I recently witnessed my three-year-old niece playing with a regular old My Little Pony figure. She picked it up, and immediately turned it over, looking for a switch or a USB port. When that failed, she proceeded to press all its legs and squeeze its stomach, hoping for some reaction. Still, the pony did nothing. I explained that technically, the pony didn’t do anything. She looked at me, confused, and said matter-of-factly, “well it should.”
We are quick to label the newer generations — the ones who never had to walk to school uphill both ways in a blizzard — as “spoiled.” But when it comes to technology, it isn’t so much that the newer generations have been coddled or pampered, it’s more that they have known no other way, because much of the “old ways” are fast becoming obsolete.
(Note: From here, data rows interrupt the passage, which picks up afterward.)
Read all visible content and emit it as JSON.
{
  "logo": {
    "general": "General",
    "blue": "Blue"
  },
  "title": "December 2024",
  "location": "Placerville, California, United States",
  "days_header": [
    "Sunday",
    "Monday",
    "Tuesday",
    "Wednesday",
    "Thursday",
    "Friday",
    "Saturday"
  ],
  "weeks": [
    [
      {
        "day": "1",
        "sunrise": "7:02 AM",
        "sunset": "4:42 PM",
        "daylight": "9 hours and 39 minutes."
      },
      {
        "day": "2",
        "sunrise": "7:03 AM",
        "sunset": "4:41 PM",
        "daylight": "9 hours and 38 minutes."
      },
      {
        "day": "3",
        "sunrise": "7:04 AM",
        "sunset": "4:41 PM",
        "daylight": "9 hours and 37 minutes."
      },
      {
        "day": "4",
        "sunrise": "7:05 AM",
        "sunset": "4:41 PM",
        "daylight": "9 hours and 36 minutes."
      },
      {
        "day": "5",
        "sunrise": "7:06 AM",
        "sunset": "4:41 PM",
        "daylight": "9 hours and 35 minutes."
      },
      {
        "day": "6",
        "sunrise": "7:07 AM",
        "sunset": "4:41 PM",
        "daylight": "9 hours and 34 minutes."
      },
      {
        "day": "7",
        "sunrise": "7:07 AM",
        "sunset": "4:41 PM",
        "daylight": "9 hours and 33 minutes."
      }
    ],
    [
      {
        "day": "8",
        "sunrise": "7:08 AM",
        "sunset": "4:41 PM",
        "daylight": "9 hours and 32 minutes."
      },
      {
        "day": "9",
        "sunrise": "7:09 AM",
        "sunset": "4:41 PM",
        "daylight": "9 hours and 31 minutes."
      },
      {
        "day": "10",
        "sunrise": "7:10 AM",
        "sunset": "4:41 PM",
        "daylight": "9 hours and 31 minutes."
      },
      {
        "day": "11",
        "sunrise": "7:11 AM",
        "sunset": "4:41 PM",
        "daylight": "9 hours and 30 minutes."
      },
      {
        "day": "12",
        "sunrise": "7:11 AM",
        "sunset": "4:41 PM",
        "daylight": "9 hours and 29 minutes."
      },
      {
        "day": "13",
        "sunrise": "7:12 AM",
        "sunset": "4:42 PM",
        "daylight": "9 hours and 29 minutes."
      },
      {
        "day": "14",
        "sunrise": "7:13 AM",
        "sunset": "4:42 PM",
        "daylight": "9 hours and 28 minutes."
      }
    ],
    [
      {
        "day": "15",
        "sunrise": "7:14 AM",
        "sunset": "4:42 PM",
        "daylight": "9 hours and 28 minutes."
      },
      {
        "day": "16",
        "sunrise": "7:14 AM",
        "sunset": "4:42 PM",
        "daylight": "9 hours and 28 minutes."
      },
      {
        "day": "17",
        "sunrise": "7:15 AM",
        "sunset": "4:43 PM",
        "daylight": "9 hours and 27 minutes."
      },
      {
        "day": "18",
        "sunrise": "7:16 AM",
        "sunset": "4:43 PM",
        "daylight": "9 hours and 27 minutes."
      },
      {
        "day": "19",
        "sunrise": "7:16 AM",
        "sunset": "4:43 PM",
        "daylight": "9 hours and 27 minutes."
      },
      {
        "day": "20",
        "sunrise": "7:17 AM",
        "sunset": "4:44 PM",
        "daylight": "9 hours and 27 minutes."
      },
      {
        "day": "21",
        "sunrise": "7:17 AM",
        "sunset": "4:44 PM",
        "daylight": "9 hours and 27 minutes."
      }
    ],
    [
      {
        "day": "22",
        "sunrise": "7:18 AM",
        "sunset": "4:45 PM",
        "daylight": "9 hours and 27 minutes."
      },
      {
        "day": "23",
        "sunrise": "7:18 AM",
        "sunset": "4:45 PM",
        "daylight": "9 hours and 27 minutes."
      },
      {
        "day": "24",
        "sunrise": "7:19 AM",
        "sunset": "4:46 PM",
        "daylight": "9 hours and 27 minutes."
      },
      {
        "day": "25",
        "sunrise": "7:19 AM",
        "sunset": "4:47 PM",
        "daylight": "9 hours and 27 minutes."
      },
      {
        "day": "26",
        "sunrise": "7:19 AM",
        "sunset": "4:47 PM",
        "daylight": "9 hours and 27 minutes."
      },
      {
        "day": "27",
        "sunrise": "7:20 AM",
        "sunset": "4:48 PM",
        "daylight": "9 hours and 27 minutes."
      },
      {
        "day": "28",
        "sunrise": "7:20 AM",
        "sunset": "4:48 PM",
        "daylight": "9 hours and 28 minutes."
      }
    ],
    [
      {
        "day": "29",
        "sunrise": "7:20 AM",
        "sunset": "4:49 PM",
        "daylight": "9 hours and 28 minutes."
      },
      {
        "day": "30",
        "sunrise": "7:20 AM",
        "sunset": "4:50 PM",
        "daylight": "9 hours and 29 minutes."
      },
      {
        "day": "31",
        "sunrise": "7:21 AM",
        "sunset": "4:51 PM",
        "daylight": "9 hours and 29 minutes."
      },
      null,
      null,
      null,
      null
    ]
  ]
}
On many levels, Pharma is no exception to this, from mobile technology used on the plant floor to mHealth initiatives designed with patient health and compliance in mind. On the factory floor, off-the-shelf mobile devices are being used to remotely access equipment, commission and maintain systems and provide inexpensive machine operator interfaces. Mainstream smartphones and tablets are creating new opportunities to simplify and streamline operational tasks.
In a recent article in Pharmaceutical Manufacturing, Tom Craven, OI/HMI product manager at GE Intelligent Platform observed, “We see the younger employees of our customers walk up to an operator interface and try to manipulate the screen using the pinch and zoom movement with their fingers. When they realize they can’t control the screen and information that way, there’s this reaction of ‘why not?’”
In terms of mHealth initiatives, big name drugmakers are charging forward, collaborating with technology companies, and building robust mobile health strategies. Novartis, under the direction of a “Mobile Health Strategist,” is already working on several mobile health solutions beyond basic health tracking apps, including some that enable patients to undergo testing, diagnosis and treatment remotely. Through contests and grants, the company is helping guide mHealth start-ups in building and testing proposed solutions.
As digital technology in the Pharma sector flourishes, the less we are left in awe of these advancements and the more we simply expect the convenience of technology. Philippe Winthrop of The Enterprise Mobility Foundation warns that if you deny your plant employees mobile technology, “you’ll eventually have a harder time attracting new talent because the next generation workforce will be expecting this...and your competitors will be doing it...and hiring that key talent away from you.”
Essentially, employees and customers alike are going to start looking at your CIP system or your pill bottles as if they are nothing but lifeless ponies — and asking why they aren’t doing anything more helpful.
(An update on the My Little Pony crisis, in case you were wondering. I explained to my niece that we could supply our own pony noise, and manually move the pony wherever we wanted to put him. She seemed satisfied with this, but perhaps she was just humoring her old-fashioned aunt. We took a few pony selfies, posted them on Instagram, and called it a day.)